* _REQUIREMENT_
Extract each line from the entries below that has the string "discussion" in it.

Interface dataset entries
================
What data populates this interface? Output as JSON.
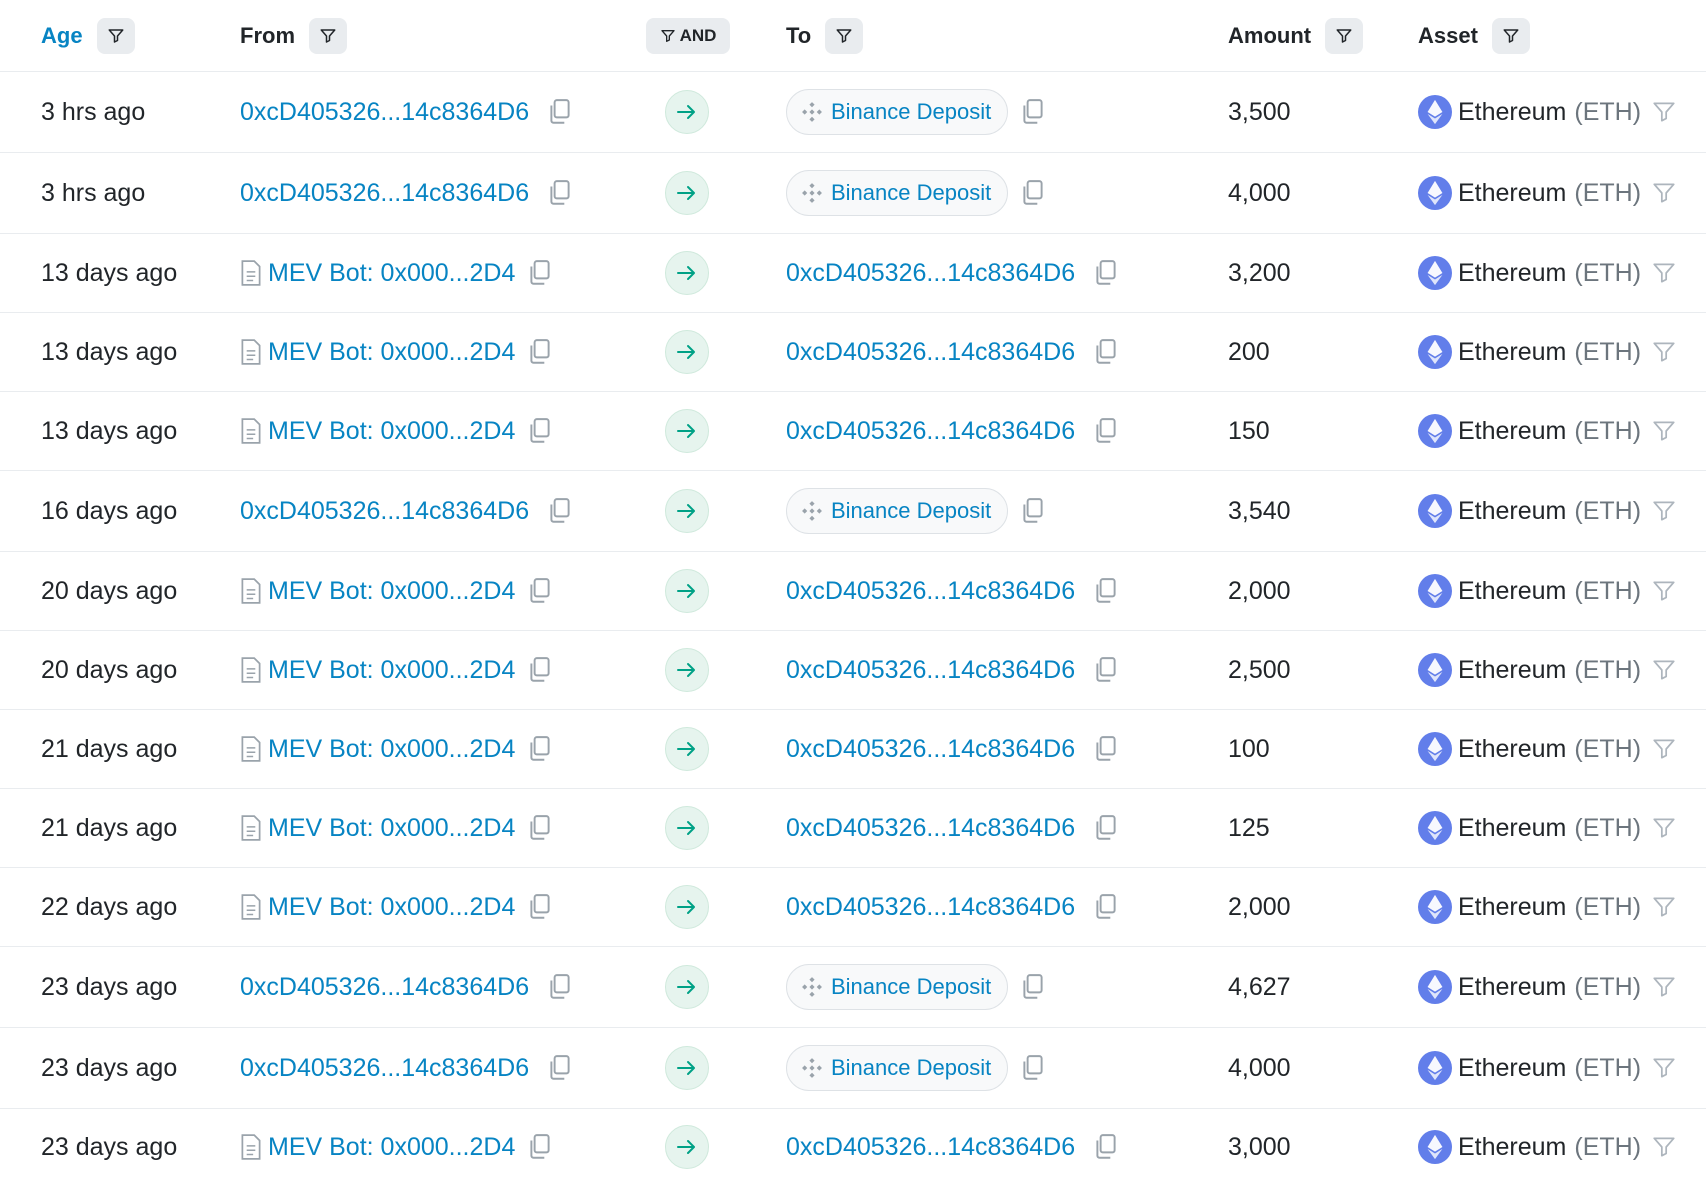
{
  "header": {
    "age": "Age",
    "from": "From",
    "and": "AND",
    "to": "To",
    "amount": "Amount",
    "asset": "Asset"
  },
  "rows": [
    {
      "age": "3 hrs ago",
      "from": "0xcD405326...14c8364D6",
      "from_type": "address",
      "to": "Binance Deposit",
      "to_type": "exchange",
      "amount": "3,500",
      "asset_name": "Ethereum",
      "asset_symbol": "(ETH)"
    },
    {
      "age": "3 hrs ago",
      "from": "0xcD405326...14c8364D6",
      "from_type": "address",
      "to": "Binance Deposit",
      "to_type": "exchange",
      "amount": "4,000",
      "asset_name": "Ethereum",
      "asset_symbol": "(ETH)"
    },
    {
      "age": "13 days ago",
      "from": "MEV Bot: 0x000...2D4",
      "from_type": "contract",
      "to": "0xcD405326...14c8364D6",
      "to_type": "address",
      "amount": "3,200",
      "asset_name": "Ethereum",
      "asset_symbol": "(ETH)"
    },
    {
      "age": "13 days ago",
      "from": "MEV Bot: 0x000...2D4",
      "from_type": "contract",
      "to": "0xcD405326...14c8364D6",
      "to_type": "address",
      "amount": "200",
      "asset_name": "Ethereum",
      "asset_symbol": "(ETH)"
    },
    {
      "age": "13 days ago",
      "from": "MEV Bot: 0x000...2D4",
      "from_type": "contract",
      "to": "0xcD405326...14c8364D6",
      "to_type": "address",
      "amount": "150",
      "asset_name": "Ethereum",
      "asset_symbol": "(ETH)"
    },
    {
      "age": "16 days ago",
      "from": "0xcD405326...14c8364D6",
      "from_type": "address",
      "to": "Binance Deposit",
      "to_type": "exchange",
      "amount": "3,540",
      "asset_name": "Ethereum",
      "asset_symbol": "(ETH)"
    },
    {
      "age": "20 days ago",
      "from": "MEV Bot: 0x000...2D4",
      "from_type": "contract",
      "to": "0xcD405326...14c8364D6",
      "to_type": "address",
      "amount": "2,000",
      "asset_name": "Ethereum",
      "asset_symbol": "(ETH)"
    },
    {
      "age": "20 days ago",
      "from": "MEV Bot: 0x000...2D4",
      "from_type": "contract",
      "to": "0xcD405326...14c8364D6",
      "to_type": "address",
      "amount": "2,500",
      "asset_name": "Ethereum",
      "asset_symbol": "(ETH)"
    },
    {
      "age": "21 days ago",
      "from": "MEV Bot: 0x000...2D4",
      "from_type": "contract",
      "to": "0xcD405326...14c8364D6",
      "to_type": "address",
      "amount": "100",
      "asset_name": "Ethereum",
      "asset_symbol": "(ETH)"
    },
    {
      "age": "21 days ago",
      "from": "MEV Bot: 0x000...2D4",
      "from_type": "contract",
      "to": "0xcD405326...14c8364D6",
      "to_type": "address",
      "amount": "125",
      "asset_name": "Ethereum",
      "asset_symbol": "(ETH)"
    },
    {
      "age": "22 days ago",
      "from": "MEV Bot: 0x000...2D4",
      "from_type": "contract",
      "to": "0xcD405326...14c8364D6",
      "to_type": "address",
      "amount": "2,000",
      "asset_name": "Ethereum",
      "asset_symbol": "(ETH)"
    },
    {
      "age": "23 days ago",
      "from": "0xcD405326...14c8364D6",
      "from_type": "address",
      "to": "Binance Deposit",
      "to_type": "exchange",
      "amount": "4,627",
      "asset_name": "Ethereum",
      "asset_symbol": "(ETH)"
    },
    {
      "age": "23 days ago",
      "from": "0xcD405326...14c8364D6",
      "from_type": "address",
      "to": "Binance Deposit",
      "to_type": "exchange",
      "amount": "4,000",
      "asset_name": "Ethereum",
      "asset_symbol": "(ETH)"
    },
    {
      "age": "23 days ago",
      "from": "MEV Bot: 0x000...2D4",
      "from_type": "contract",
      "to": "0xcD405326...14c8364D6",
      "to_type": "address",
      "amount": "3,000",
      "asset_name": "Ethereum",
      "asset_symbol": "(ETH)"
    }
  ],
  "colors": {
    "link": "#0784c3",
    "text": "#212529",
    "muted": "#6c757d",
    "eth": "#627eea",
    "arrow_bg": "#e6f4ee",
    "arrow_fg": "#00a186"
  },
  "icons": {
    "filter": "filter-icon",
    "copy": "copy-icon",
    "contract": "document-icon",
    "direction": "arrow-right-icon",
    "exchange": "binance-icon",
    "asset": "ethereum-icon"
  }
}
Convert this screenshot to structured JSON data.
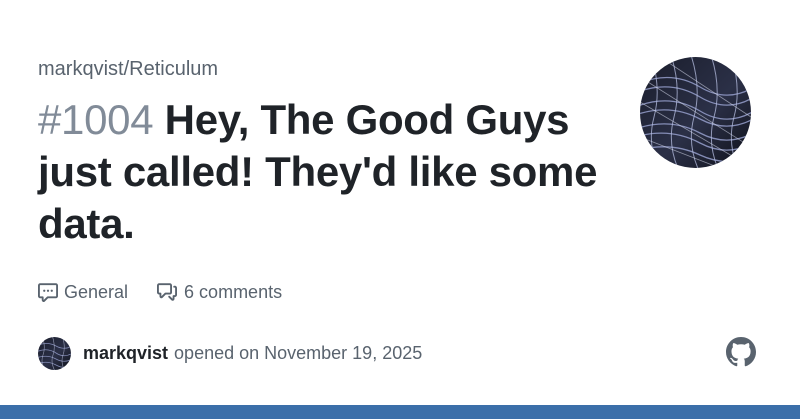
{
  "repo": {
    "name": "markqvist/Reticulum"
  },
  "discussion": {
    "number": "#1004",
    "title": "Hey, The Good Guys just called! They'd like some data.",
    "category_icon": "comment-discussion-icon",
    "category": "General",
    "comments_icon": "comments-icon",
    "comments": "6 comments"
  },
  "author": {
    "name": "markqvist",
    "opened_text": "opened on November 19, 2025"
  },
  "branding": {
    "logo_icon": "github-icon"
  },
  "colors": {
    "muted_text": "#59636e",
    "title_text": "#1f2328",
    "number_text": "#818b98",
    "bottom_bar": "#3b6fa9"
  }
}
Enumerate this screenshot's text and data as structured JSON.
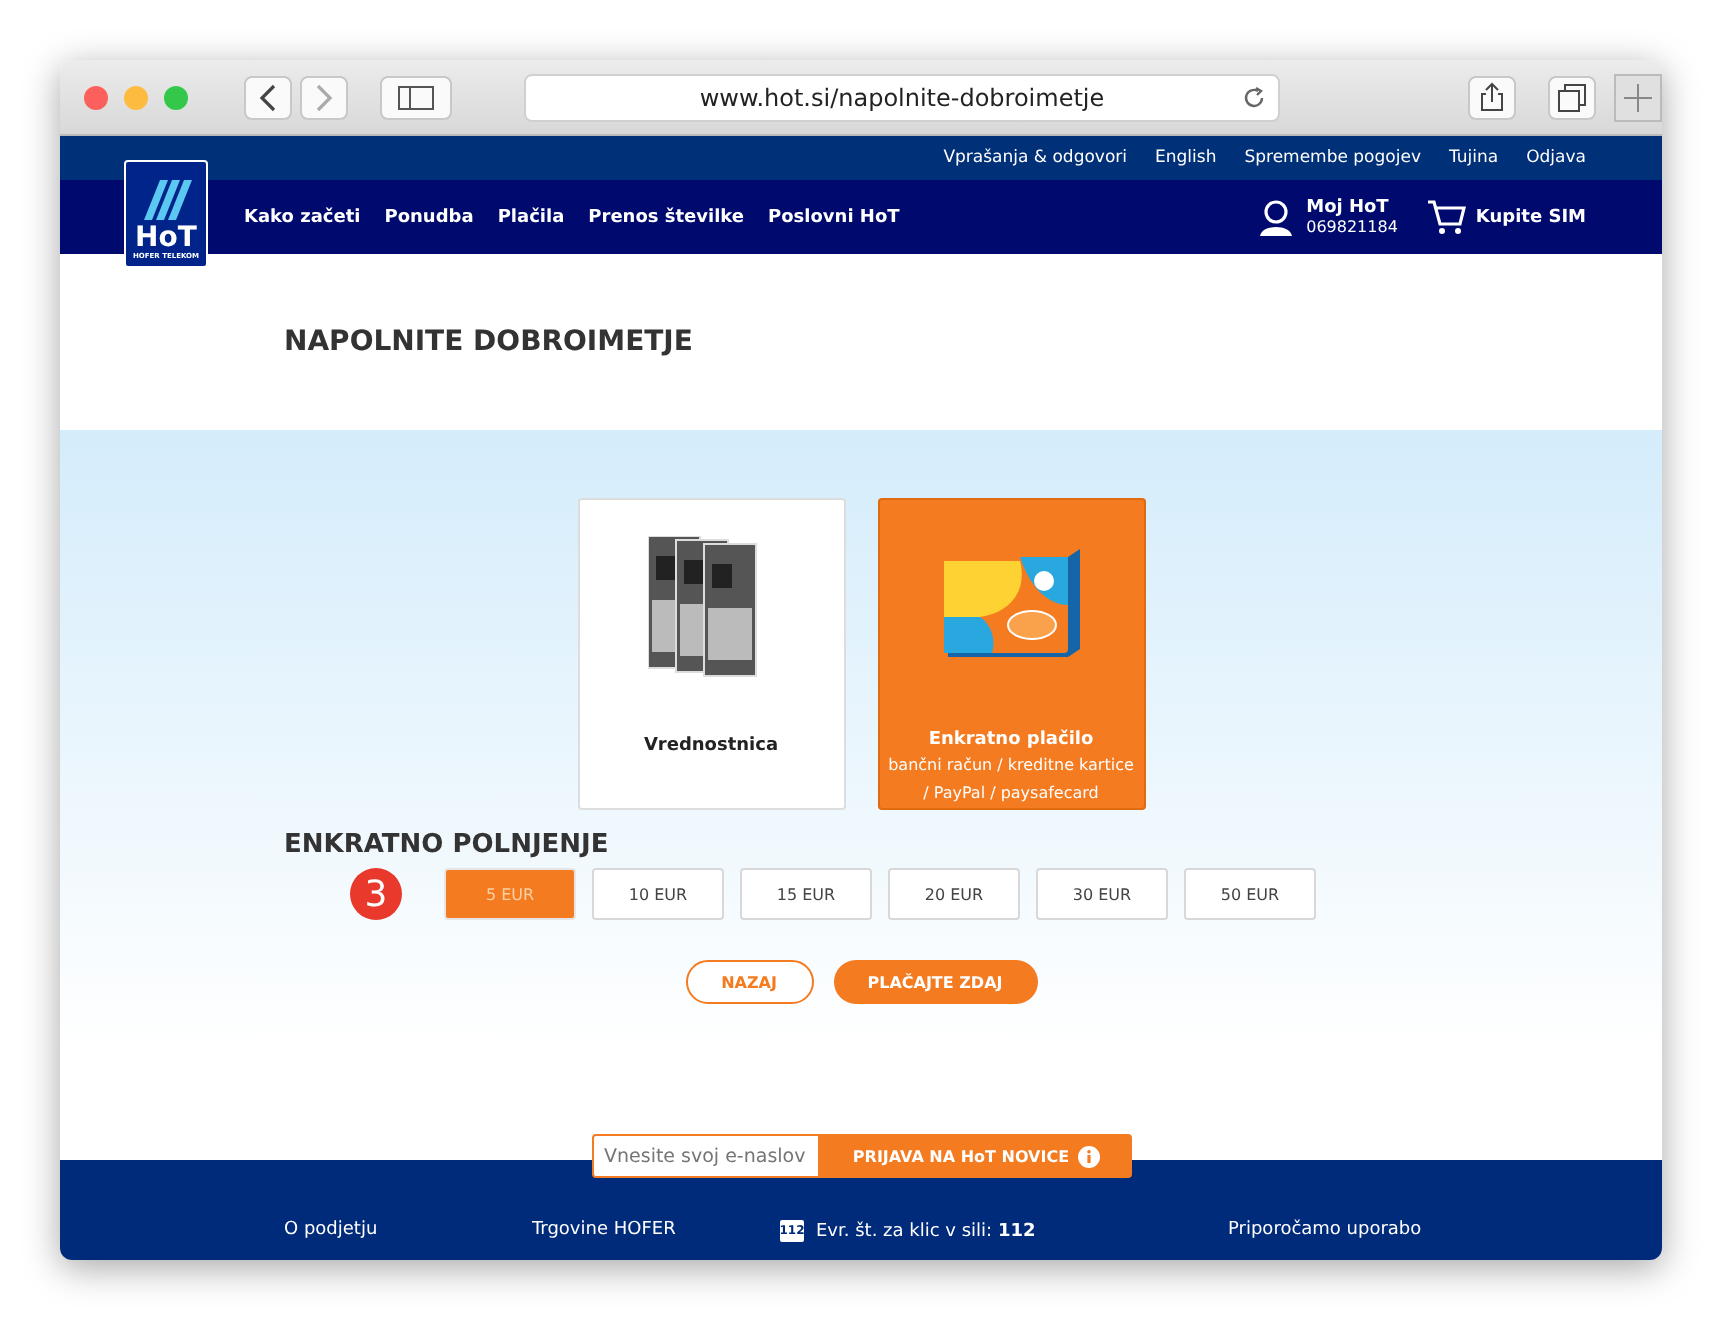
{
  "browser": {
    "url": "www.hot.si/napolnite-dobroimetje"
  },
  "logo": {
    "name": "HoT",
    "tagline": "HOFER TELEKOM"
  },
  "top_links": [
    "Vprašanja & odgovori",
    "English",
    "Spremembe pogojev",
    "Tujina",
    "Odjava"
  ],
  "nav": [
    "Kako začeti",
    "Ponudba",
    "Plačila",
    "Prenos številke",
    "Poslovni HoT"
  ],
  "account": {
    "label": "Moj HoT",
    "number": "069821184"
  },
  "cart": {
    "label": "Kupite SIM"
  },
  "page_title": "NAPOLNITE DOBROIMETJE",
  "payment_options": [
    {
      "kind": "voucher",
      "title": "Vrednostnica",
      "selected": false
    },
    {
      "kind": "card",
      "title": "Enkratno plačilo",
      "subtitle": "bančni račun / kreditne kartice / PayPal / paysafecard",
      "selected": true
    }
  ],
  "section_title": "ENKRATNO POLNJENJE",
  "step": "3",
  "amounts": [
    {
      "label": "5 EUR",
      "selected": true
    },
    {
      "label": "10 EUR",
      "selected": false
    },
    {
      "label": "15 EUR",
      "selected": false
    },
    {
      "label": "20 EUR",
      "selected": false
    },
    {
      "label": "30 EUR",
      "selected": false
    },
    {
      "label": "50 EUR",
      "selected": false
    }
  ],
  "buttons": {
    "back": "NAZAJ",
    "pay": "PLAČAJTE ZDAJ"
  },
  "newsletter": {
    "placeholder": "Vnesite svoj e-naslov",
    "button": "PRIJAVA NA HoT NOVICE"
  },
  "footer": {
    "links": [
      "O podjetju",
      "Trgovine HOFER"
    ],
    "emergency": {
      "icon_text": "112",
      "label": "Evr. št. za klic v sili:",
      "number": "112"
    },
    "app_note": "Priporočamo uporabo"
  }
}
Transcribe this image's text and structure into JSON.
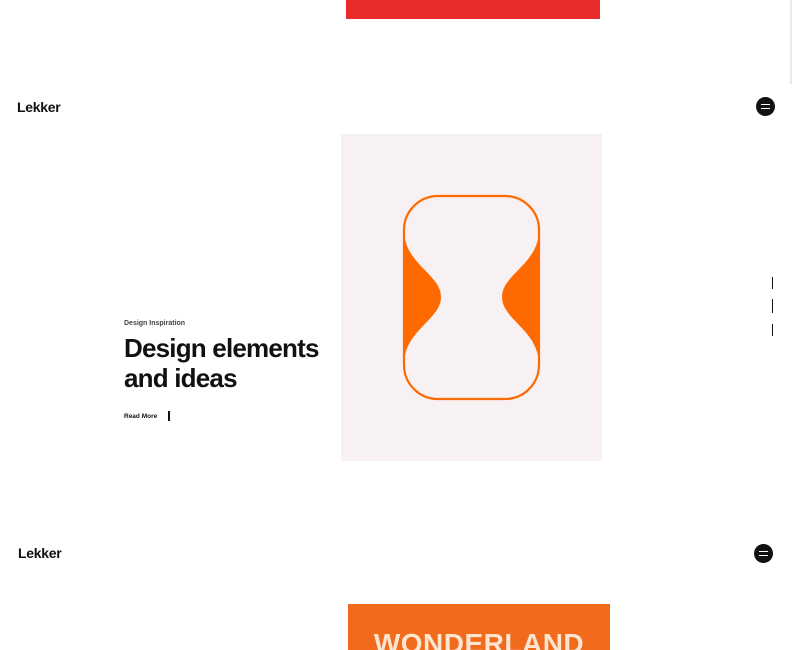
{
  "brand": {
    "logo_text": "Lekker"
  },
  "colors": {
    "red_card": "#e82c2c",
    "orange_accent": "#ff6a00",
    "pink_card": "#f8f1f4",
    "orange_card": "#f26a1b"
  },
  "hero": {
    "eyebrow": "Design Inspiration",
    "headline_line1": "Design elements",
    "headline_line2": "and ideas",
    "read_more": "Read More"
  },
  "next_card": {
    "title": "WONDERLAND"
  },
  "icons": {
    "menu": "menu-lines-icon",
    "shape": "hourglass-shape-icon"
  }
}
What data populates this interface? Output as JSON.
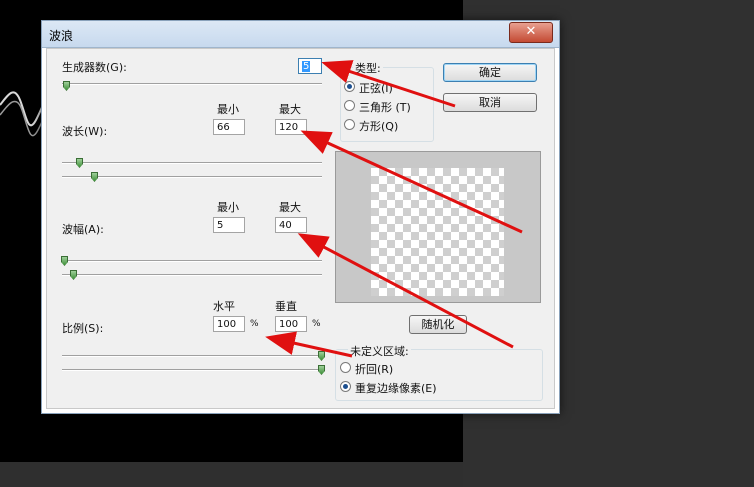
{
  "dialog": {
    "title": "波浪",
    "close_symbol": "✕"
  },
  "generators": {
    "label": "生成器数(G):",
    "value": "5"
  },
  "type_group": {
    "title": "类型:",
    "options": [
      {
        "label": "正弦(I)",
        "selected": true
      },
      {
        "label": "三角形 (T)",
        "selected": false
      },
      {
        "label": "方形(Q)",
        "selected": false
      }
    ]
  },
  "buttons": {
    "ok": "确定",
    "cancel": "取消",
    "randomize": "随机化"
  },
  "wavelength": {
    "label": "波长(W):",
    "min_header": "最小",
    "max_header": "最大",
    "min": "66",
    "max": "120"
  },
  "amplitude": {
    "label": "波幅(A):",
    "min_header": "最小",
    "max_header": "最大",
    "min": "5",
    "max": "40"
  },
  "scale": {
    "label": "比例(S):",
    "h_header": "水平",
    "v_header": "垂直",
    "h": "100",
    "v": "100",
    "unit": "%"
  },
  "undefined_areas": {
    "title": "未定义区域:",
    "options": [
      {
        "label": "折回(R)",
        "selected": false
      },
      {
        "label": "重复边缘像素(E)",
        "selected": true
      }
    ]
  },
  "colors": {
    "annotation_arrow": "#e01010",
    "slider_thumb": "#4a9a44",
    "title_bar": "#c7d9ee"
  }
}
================
* _RESULT OF THE EXERCISE_
  "discussion": {
    "category_icon": "comment-discussion-icon",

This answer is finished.